During January 2002, a burial cave was documented at Jebel Hawaha (East), in Kafr Qanna (map ref. NIG 23335/73900; OIG 18335/23900), in the wake of looting antiquities. The documentation, on behalf of the Israel Antiquities Authority, was conducted by inspectors of the Unit for the Prevention of Antiquities Robbery, with the assistance of Y. Moshe, C. Amit (photography), O. Shorr (glass restoration) and C. Hersch (drawing).

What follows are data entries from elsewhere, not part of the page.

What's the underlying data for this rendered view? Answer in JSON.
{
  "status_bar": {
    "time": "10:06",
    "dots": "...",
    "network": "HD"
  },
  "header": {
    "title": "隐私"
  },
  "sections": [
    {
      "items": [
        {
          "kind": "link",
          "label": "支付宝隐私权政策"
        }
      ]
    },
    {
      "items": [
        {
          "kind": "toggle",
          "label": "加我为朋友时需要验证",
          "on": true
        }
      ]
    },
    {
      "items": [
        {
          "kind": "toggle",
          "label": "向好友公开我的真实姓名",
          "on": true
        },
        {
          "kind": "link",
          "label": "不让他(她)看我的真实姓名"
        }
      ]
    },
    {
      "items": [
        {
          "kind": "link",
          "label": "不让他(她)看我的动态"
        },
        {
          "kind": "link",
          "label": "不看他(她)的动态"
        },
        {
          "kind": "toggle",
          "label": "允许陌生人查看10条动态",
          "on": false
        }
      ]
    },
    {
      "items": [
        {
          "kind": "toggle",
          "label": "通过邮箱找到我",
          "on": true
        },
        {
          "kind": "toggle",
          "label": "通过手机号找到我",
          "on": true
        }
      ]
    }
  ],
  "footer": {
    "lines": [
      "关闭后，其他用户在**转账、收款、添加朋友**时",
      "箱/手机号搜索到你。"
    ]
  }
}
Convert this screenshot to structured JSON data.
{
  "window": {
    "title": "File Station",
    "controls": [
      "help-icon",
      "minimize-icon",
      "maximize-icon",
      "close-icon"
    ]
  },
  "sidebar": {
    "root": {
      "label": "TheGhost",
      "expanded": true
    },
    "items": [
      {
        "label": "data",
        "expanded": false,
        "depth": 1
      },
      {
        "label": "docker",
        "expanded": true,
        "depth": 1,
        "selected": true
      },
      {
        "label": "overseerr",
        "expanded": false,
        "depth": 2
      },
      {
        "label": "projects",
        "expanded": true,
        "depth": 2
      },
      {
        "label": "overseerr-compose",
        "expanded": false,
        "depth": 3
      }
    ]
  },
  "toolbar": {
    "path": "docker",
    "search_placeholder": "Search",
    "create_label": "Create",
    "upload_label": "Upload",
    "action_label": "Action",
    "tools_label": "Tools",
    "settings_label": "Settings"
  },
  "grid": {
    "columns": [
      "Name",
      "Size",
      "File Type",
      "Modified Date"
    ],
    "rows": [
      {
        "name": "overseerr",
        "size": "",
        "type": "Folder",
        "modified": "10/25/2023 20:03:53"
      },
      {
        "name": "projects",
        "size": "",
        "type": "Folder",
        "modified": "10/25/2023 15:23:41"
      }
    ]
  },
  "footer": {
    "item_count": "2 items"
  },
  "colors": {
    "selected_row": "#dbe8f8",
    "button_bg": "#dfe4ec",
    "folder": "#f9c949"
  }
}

The burial cave (4.8 × 6.4 m; Fig. 1) was hewn in soft chalk rock on the northern slope of a hill. Several burial caves had previously been exposed in this area (ESI 7-8:107–108). The entrance to the cave had been damaged by mechanical equipment. The cave consisted of a burial chamber in which seven kokhim (average size 0.7 × 2.0 m, height c. 1.0 m) were installed, five of which were in the western wall (Fig. 2). One of the five was hewn 0.4 m higher than the other four and a bone repository (1 × 1 m) was located in its rear part. Two kokhim were cut in the southern wall. The artifacts from the cave were plundered, but rediscovered, with a search order, in the house of the looters. The finds comprised an intact clay juglet (Fig. 3), a bronze knife (Fig. 4) and several glass vessels, including two intact bottles that have indented decoration, which resembles a quarto-petaled flower and a long cylindrical neck with a folded-in rim (Fig. 5:1, 2), a small and intact lentoid flask (Fig. 5:3), two bottles, one has a cylindrical body and the other—globular (Fig. 5:4, 5) and the rim of another bottle (Fig. 5:6). This glass assemblage is similar to vessels found in a burial cave at Kafer Kama (‘Atiqot 56:113–118 [Hebrew]), which were dated to the third century CE and thought to have been of local production. The clay juglet and the glass vessels date the cave to the second–third centuries CE.